When the Race Director orders the safety car to leave the track again, a similarly exact procedure is followed. At the start of its final lap the safety car will turn off its orange flashing lights. Competitors must still remain behind in formation, but they know that at the beginning of the next lap they will be given the go ahead to resume racing. The safety car will pull off into the pits at the end of the lap and the leading driver will then become the “safety car” as he would then control the pace until he decides to bolt off and resume racing.

The current Mercedes-Benz SLS AMG with driver Bernd Maylander.
Source: F1.com
Who supplies the Safety car? According to Formula1.com, “Since 1996 the official Formula One safety car has been supplied by Mercedes-Benz and the current model is a 571 horse power Mercedes-Benz SLS AMG. On the safety cars roof there is an aerodynamically designed light bar, with LED signalling lights and two integrated TV cameras. In the cockpit two central monitors allow the safety car driver and co-driver to keep track of the race, while a ‘marshalling system’ in the dashboard’s central instrument cluster displays the cockpit safety signals being shown to the competitors. Radio systems ensure constant contact with race control.” The safety car is a spectacular piece of machinery and compared to the 1993 we have seen vast improvements in the amount of power the car has, as well as the technological improvements. So the next time you see the safety car don’t just boo it for driving slowly it has a responsibility to maintain a certain speed.

Who drove the Safety Car?
·         The first safety car driver in Formula 1 was Eppie Wietzes in 1973.
·         Max Angelelli drove the safety car at the 1994 San Marino Grand Prix.
·         Jean Ragnotti drove the safety car at the 1995 Monaco Grand Prix.
·         Oliver Gavin drove the safety car during the 1997-1999 seasons.
·          Bernd Maylander is the current safety car driver from 2000-present.
·         Marcel Fassler briefly replaced an injured Maylander for one Grand Prix in 2001.

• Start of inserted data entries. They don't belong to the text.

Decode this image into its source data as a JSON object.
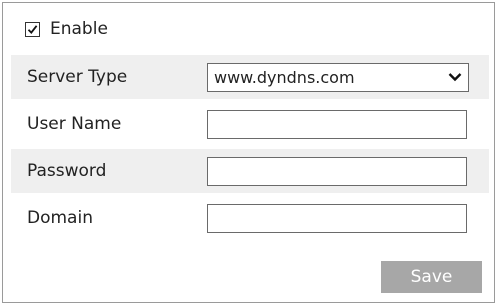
{
  "enable": {
    "label": "Enable",
    "checked": true
  },
  "form": {
    "server_type": {
      "label": "Server Type",
      "selected": "www.dyndns.com"
    },
    "user_name": {
      "label": "User Name",
      "value": ""
    },
    "password": {
      "label": "Password",
      "value": ""
    },
    "domain": {
      "label": "Domain",
      "value": ""
    }
  },
  "actions": {
    "save_label": "Save"
  },
  "icons": {
    "checkbox": "check-icon",
    "dropdown": "chevron-down-icon"
  },
  "colors": {
    "row_alt_bg": "#efefef",
    "border": "#9a9a9a",
    "field_border": "#6a6a6a",
    "save_bg": "#a7a7a7",
    "save_text": "#ffffff"
  }
}
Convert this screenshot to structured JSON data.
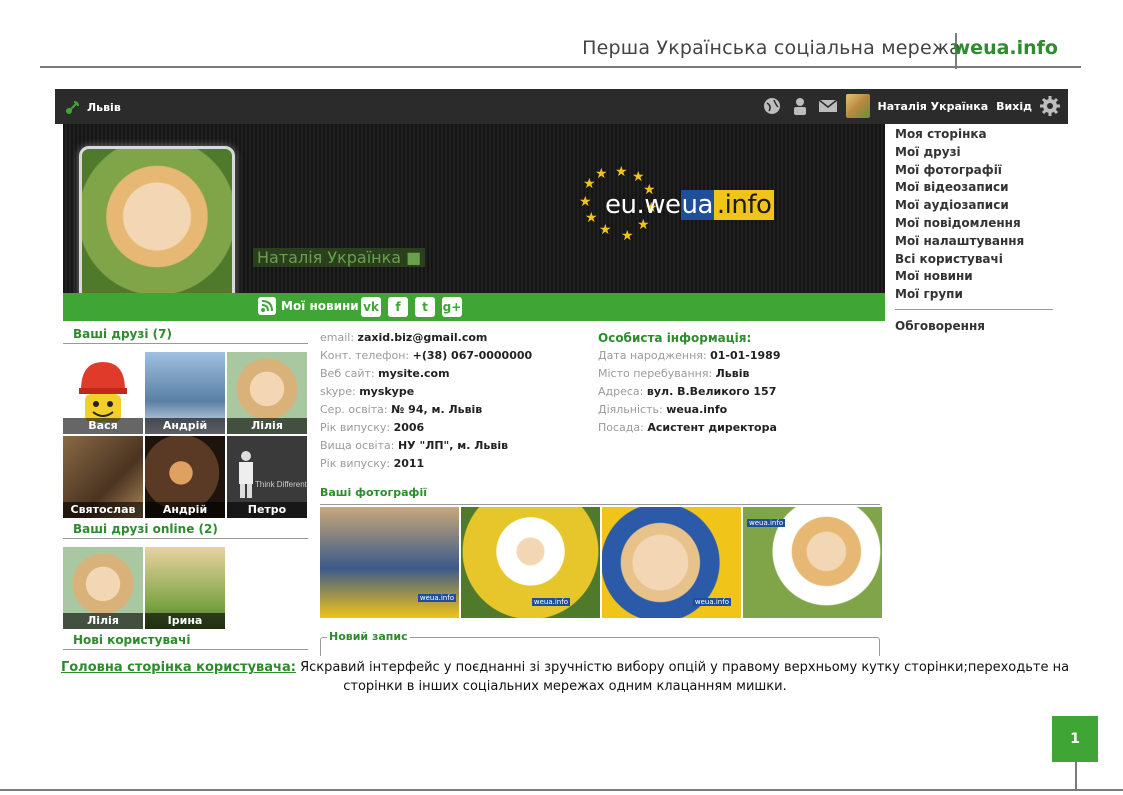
{
  "slide": {
    "title": "Перша Українська соціальна мережа",
    "brand": "weua.info",
    "page_number": "1"
  },
  "topbar": {
    "city": "Львів",
    "user_name": "Наталія Українка",
    "logout": "Вихід"
  },
  "cover": {
    "name": "Наталія Українка ■",
    "logo_prefix": "eu.we",
    "logo_box": "ua",
    "logo_suffix": ".info",
    "news_label": "Мої новини"
  },
  "social": [
    "vk",
    "f",
    "t",
    "g+"
  ],
  "menu": {
    "items": [
      "Моя сторінка",
      "Мої друзі",
      "Мої фотографії",
      "Мої відеозаписи",
      "Мої аудіозаписи",
      "Мої повідомлення",
      "Мої налаштування",
      "Всі користувачі",
      "Мої новини",
      "Мої групи"
    ],
    "discussions": "Обговорення"
  },
  "friends": {
    "title": "Ваші друзі (7)",
    "items": [
      {
        "name": "Вася",
        "color": "#e8c23a"
      },
      {
        "name": "Андрій",
        "color": "#6b8fb5"
      },
      {
        "name": "Лілія",
        "color": "#d9b27a"
      },
      {
        "name": "Святослав",
        "color": "#7a5a3a"
      },
      {
        "name": "Андрій",
        "color": "#5a3a24"
      },
      {
        "name": "Петро",
        "color": "#3a3a3a"
      }
    ],
    "think_different": "Think Different"
  },
  "online": {
    "title": "Ваші друзі online (2)",
    "items": [
      {
        "name": "Лілія",
        "color": "#d9b27a"
      },
      {
        "name": "Ірина",
        "color": "#7fa548"
      }
    ]
  },
  "new_users": "Нові користувачі",
  "contacts": [
    {
      "key": "email:",
      "val": "zaxid.biz@gmail.com"
    },
    {
      "key": "Конт. телефон:",
      "val": "+(38) 067-0000000"
    },
    {
      "key": "Веб сайт:",
      "val": "mysite.com"
    },
    {
      "key": "skype:",
      "val": "myskype"
    },
    {
      "key": "Сер. освіта:",
      "val": "№ 94, м. Львів"
    },
    {
      "key": "Рік випуску:",
      "val": "2006"
    },
    {
      "key": "Вища освіта:",
      "val": "НУ \"ЛП\", м. Львів"
    },
    {
      "key": "Рік випуску:",
      "val": "2011"
    }
  ],
  "personal": {
    "title": "Особиста інформація:",
    "rows": [
      {
        "key": "Дата народження:",
        "val": "01-01-1989"
      },
      {
        "key": "Місто перебування:",
        "val": "Львів"
      },
      {
        "key": "Адреса:",
        "val": "вул. В.Великого 157"
      },
      {
        "key": "Діяльність:",
        "val": "weua.info"
      },
      {
        "key": "Посада:",
        "val": "Асистент директора"
      }
    ]
  },
  "photos": {
    "title": "Ваші фотографії",
    "colors": [
      "#3b5a8a",
      "#e6c62a",
      "#5a7fbf",
      "#7fa548"
    ],
    "watermark": "weua.info"
  },
  "new_entry": "Новий запис",
  "caption": {
    "link": "Головна сторінка користувача:",
    "text": " Яскравий інтерфейс у поєднанні зі зручністю вибору опцій у правому верхньому кутку сторінки;переходьте  на сторінки в інших соціальних мережах одним клацанням мишки."
  }
}
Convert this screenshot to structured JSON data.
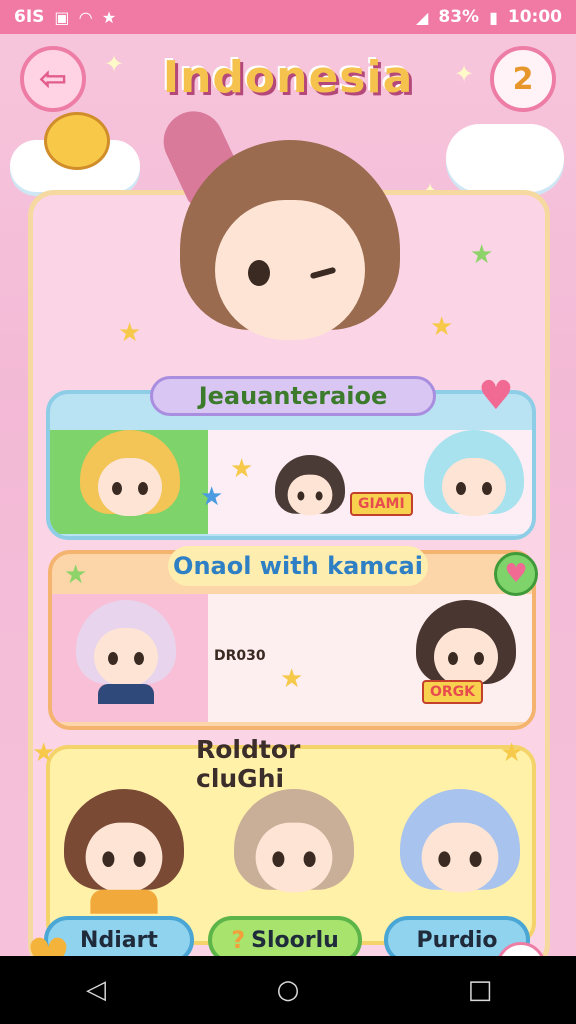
{
  "status_bar": {
    "left_text": "6IS",
    "battery": "83%",
    "time": "10:00",
    "icons": [
      "sim-icon",
      "wifi-icon",
      "star-icon",
      "signal-icon",
      "battery-icon"
    ]
  },
  "header": {
    "title": "Indonesia",
    "back_icon": "arrow-left-icon",
    "badge_value": "2"
  },
  "sections": [
    {
      "banner": "Jeauanteraioe",
      "labels": [
        "GIAMI"
      ],
      "colors": {
        "bg": "#b9e2f3",
        "border": "#8ecde6"
      }
    },
    {
      "banner": "Onaol with kamcai",
      "labels": [
        "DR030",
        "ORGK"
      ],
      "colors": {
        "bg": "#fcd6a8",
        "border": "#f4b36e"
      }
    },
    {
      "banner": "Roldtor cluGhi",
      "labels": [],
      "colors": {
        "bg": "#fff1a8",
        "border": "#f3d36a"
      }
    }
  ],
  "tabs": [
    {
      "label": "Ndiart",
      "icon": ""
    },
    {
      "label": "Sloorlu",
      "icon": "question-icon"
    },
    {
      "label": "Purdio",
      "icon": ""
    }
  ],
  "nav": {
    "back": "◁",
    "home": "○",
    "recent": "□"
  },
  "accent_colors": {
    "pink": "#f07aa3",
    "title_gold": "#f6c24e",
    "blue": "#8fd3ef",
    "green": "#a8e36e"
  }
}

Bernd Maylander and Co-driver Peter Tibbets in the Formula 1 Safety Car.
Source: Googleimages.
The Federation Internationale de I’Automobile (FIA) has entrusted the task of driving the safety car to Bernd Maylander, a former successful touring-car racer. Maylander’s current co-driver is the FIA employee Peter Tibbetts. Maylander knows how to keep the pace during the safety period just high enough so that the Formula 1 cars’ tyres and brakes do not cool down too much. Maylander started his career in karting at the end of the 1980s. According to Formula1.com, “following years he progressed to Formula Ford, the Porsche Carrera Cup, the FIA GT Championship and the German DTM touring car series.” I hope that you have enjoyed this read!

          Sources:            Formula1.com
                                   Formula One: History.
                                   The 2014 FIA Sporting Regulations.